    I’d hate to be the recipient of a “gut microbe transplant.” But, the idea does make sense. When I was a kid, taking a bath was the worst possible way to spend my time. I’m wondering if children’s aversion to being clean is a way of building their exposure to good microbes.

  2. Devon Herrick says:

    There is research showing obese individuals have different species of microbes in their guts than their more slender peers. I’ve often wondered if transplanting the microbes in a person’s intestines with a different strain could alter their metabolism and cause them to lose weight. Maybe less efficient bacteria could reduce food absorption. It’s been done successfully with rats. Patients would have to cleanse their colon with Golytely and then ingest (possibly daily) bacteria supplements in capsule form. The implications are sort of unpleasant. However, if anyone actually invents a successful treatment they will be rich.

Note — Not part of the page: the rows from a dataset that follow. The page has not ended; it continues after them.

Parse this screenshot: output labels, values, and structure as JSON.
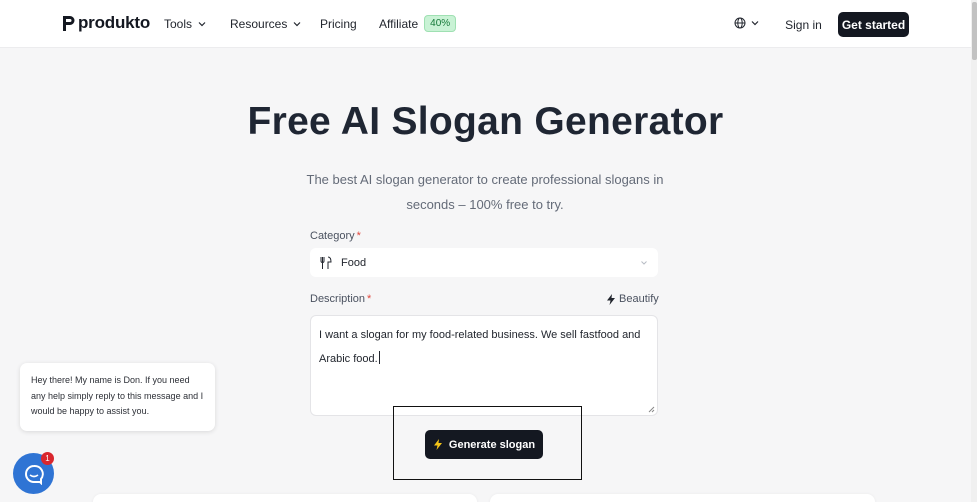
{
  "header": {
    "logo": "produkto",
    "nav": {
      "tools": "Tools",
      "resources": "Resources",
      "pricing": "Pricing",
      "affiliate": "Affiliate",
      "affiliate_badge": "40%"
    },
    "language_icon": "globe-icon",
    "sign_in": "Sign in",
    "get_started": "Get started"
  },
  "hero": {
    "title": "Free AI Slogan Generator",
    "subtitle": "The best AI slogan generator to create professional slogans in seconds – 100% free to try."
  },
  "form": {
    "category_label": "Category",
    "required_mark": "*",
    "category_value": "Food",
    "category_icon": "fork-knife-icon",
    "description_label": "Description",
    "beautify_label": "Beautify",
    "description_value": "I want a slogan for my food-related business. We sell fastfood and Arabic food.",
    "generate_label": "Generate slogan"
  },
  "chat": {
    "message": "Hey there! My name is Don. If you need any help simply reply to this message and I would be happy to assist you.",
    "unread_count": "1"
  },
  "colors": {
    "background": "#f6f6f7",
    "primary_button": "#141821",
    "badge_bg": "#c9f2d5",
    "chat_launcher": "#2f74d4",
    "notification": "#d9272e"
  }
}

    A few years ago there was a clinical trial into replacing the bacteria in people’s mouths with a strain that wouldn’t cause plaque, gingivitis and cavities. One of the things researchers wanted to know was whether or not the strain could be passed on to others by kissing, sharing spoons, etc. If it could be passed on from person to person, it would be harder for dentists to charge for the service.

  3. Larry C. says:

    I don’t know anything about microbes, but it sounds like we are awash with them. No pun intended.